Don’t be intimidated into thinking false albacore fishing is only for fly fishermen. These magnificent fish are plenty of fun on spinning gear, especially when you find them in a place suitable for sight fishing. Grubs used in speckled trout fishing can catch alberts, but stick with tails that are gray or beige, not bright green. New flavored soft-body baits, such as the Hybrid, work well. These sometimes have the weight built in, or you can insert nail weights through the head to get a lure that casts well but won’t immediately snag on the bottom.

In deeper water, the Stingsilver is usually the plug of choice, although plain (and inexpensive) white bucktail jigs will catch fish.

When targeting alberts, make sure you’ve got plenty of fresh line and a drag that’s smooth and adjusted to be fairly loose. An ideal outfit would be a Penn 4500 loaded with 15-pound test on a rod with plenty of flex but enough power in the butt to lift a very strong 20-pound fish.
Bill Morris lives and works in Straits in Down East Carteret County.

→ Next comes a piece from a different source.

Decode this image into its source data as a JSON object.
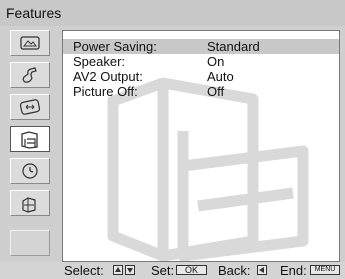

That same sound country is the setting for his first novel, Saltwater Cowboys. Morris is a regular contributor to Our State, NCBoatinglifestyle, and Wildlife in North Carolina magazines, as well as the Raleigh News and Observer outdoors pages. More at: Croakerneck.com